President Biden, who did not make a public appearance as of early Monday afternoon, expressed a similar message in a prepared video tweeted from his account.
“Dr. King wasn’t just a dreamer; he was a doer,” said Biden. “And on this federal holiday that honors him, it’s not just enough to praise him, we must commit to his unfinished work, to deliver jobs and justice, to protect the sacred right to vote.”
But Martin Luther King III, the civil rights icon’s oldest son, ripped Biden and Congress for not yet passing voting rights legislation.
“You were successful with infrastructure, which is a great thing, but we need you to use that same energy to ensure that all Americans have the same unencumbered right to vote,” Martin Luther King III said.

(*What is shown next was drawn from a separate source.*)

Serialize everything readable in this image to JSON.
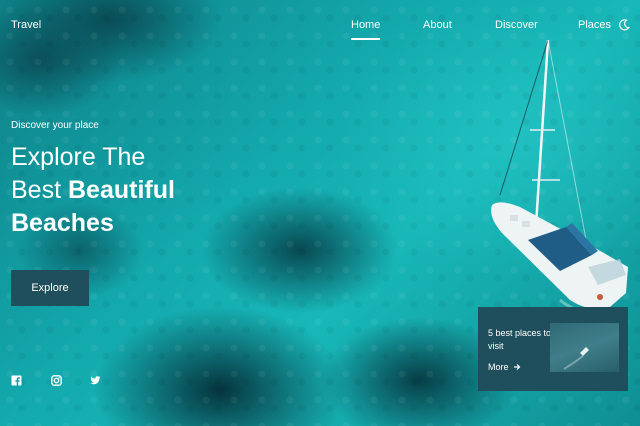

His comments came as the family of the slain civil rights leader and their supporters marched in Washington on Monday as they demanded the passage of a law to protect voters from racial discrimination.
Earlier, ex-President Barack Obama on Twitter shared a photo of King’s granddaughter looking at a bust of MLK in the Oval Office while adding his voice to those calling for the passage of election reform legislation.
“With the King family marching today, we remember that the fight for voting rights takes perseverance,” Obama said. “As Dr. King said, ‘There are no broad highways to lead us easily and inevitably to quick solutions. We must keep going.’ May we honor his memory through action forged in faith.”
Saturday would have been King’s 93rd birthday if he were alive. Monday’s events marked the 36th annual holiday dedicated to King.
Additional reporting by Steven Nelson and Bernadette Hogan